PROBLEM REQUIREMENTS.
Retype all of the records precisely.

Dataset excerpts
· · · ·

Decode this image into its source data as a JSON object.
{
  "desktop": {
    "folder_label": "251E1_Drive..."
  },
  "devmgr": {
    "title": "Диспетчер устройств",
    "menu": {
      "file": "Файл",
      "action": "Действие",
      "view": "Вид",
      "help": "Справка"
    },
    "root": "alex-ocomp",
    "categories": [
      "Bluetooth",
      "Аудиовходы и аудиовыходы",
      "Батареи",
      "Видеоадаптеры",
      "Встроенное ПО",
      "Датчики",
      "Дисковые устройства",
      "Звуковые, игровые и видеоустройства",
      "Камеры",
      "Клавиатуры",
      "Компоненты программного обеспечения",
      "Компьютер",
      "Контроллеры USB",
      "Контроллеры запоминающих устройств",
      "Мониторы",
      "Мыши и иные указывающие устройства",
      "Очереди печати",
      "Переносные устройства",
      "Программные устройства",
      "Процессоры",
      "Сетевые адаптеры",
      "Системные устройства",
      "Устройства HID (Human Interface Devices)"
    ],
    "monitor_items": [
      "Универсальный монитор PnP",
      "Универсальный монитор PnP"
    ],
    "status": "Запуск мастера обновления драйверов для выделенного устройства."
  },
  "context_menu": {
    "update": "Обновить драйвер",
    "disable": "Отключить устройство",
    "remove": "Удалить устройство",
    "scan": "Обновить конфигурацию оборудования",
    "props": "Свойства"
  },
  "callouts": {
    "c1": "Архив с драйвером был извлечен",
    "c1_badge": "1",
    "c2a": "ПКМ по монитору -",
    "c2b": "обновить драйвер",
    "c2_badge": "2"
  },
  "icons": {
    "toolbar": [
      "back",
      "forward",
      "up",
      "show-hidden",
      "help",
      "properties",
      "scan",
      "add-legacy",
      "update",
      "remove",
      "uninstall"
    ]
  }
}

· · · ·

SOLUTION TO THE EXERCISE.
Decode this image into its source data as a JSON object.
{
  "desktop": {
    "folder_label": "251E1_Drive..."
  },
  "devmgr": {
    "title": "Диспетчер устройств",
    "menu": {
      "file": "Файл",
      "action": "Действие",
      "view": "Вид",
      "help": "Справка"
    },
    "root": "alex-ocomp",
    "categories": [
      "Bluetooth",
      "Аудиовходы и аудиовыходы",
      "Батареи",
      "Видеоадаптеры",
      "Встроенное ПО",
      "Датчики",
      "Дисковые устройства",
      "Звуковые, игровые и видеоустройства",
      "Камеры",
      "Клавиатуры",
      "Компоненты программного обеспечения",
      "Компьютер",
      "Контроллеры USB",
      "Контроллеры запоминающих устройств",
      "Мониторы",
      "Мыши и иные указывающие устройства",
      "Очереди печати",
      "Переносные устройства",
      "Программные устройства",
      "Процессоры",
      "Сетевые адаптеры",
      "Системные устройства",
      "Устройства HID (Human Interface Devices)"
    ],
    "monitor_items": [
      "Универсальный монитор PnP",
      "Универсальный монитор PnP"
    ],
    "status": "Запуск мастера обновления драйверов для выделенного устройства."
  },
  "context_menu": {
    "update": "Обновить драйвер",
    "disable": "Отключить устройство",
    "remove": "Удалить устройство",
    "scan": "Обновить конфигурацию оборудования",
    "props": "Свойства"
  },
  "callouts": {
    "c1": "Архив с драйвером был извлечен",
    "c1_badge": "1",
    "c2a": "ПКМ по монитору -",
    "c2b": "обновить драйвер",
    "c2_badge": "2"
  },
  "icons": {
    "toolbar": [
      "back",
      "forward",
      "up",
      "show-hidden",
      "help",
      "properties",
      "scan",
      "add-legacy",
      "update",
      "remove",
      "uninstall"
    ]
  }
}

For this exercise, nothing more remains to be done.